[[ RECORD EXTRACTS, beginning ]]

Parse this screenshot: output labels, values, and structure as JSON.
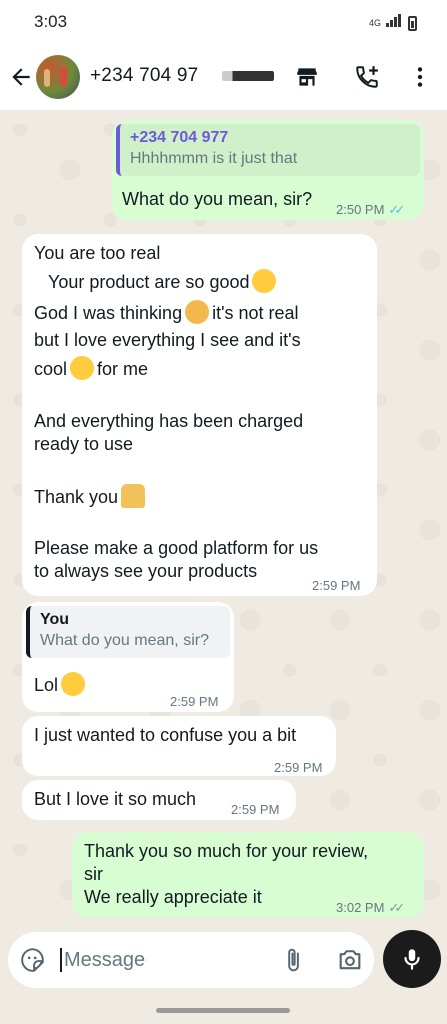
{
  "status": {
    "time": "3:03",
    "network": "4G"
  },
  "header": {
    "contact": "+234 704 97",
    "icons": [
      "back-arrow-icon",
      "shop-icon",
      "add-call-icon",
      "more-vert-icon"
    ]
  },
  "messages": [
    {
      "dir": "out",
      "quote_name": "+234 704 977",
      "quote_text": "Hhhhmmm is it just that",
      "lines": [
        "What do you mean, sir?"
      ],
      "time": "2:50 PM",
      "status": "read"
    },
    {
      "dir": "in",
      "lines": [
        "You are too real",
        "Your product are so good",
        "God I was thinking",
        "it's not real",
        "but I love everything I see and it's",
        "cool",
        "for me",
        "",
        "And everything has been charged",
        "ready to use",
        "",
        "Thank you",
        "",
        "Please make a good platform for us",
        "to always see your products"
      ],
      "time": "2:59 PM"
    },
    {
      "dir": "in",
      "quote_name": "You",
      "quote_text": "What do you mean, sir?",
      "lines": [
        "Lol"
      ],
      "time": "2:59 PM"
    },
    {
      "dir": "in",
      "lines": [
        "I just wanted to confuse you a bit"
      ],
      "time": "2:59 PM"
    },
    {
      "dir": "in",
      "lines": [
        "But I love it so much"
      ],
      "time": "2:59 PM"
    },
    {
      "dir": "out",
      "lines": [
        "Thank you so much for your review,",
        "sir",
        "We really appreciate it"
      ],
      "time": "3:02 PM",
      "status": "delivered"
    }
  ],
  "composer": {
    "placeholder": "Message"
  },
  "colors": {
    "incoming": "#ffffff",
    "outgoing": "#d9fdd3",
    "read_ticks": "#53bdeb",
    "background": "#efeae2"
  }
}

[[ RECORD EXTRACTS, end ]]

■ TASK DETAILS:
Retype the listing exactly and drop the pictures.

■ TASK OUTPUT:
Parse this screenshot: output labels, values, and structure as JSON.
{
  "status": {
    "time": "3:03",
    "network": "4G"
  },
  "header": {
    "contact": "+234 704 97",
    "icons": [
      "back-arrow-icon",
      "shop-icon",
      "add-call-icon",
      "more-vert-icon"
    ]
  },
  "messages": [
    {
      "dir": "out",
      "quote_name": "+234 704 977",
      "quote_text": "Hhhhmmm is it just that",
      "lines": [
        "What do you mean, sir?"
      ],
      "time": "2:50 PM",
      "status": "read"
    },
    {
      "dir": "in",
      "lines": [
        "You are too real",
        "Your product are so good",
        "God I was thinking",
        "it's not real",
        "but I love everything I see and it's",
        "cool",
        "for me",
        "",
        "And everything has been charged",
        "ready to use",
        "",
        "Thank you",
        "",
        "Please make a good platform for us",
        "to always see your products"
      ],
      "time": "2:59 PM"
    },
    {
      "dir": "in",
      "quote_name": "You",
      "quote_text": "What do you mean, sir?",
      "lines": [
        "Lol"
      ],
      "time": "2:59 PM"
    },
    {
      "dir": "in",
      "lines": [
        "I just wanted to confuse you a bit"
      ],
      "time": "2:59 PM"
    },
    {
      "dir": "in",
      "lines": [
        "But I love it so much"
      ],
      "time": "2:59 PM"
    },
    {
      "dir": "out",
      "lines": [
        "Thank you so much for your review,",
        "sir",
        "We really appreciate it"
      ],
      "time": "3:02 PM",
      "status": "delivered"
    }
  ],
  "composer": {
    "placeholder": "Message"
  },
  "colors": {
    "incoming": "#ffffff",
    "outgoing": "#d9fdd3",
    "read_ticks": "#53bdeb",
    "background": "#efeae2"
  }
}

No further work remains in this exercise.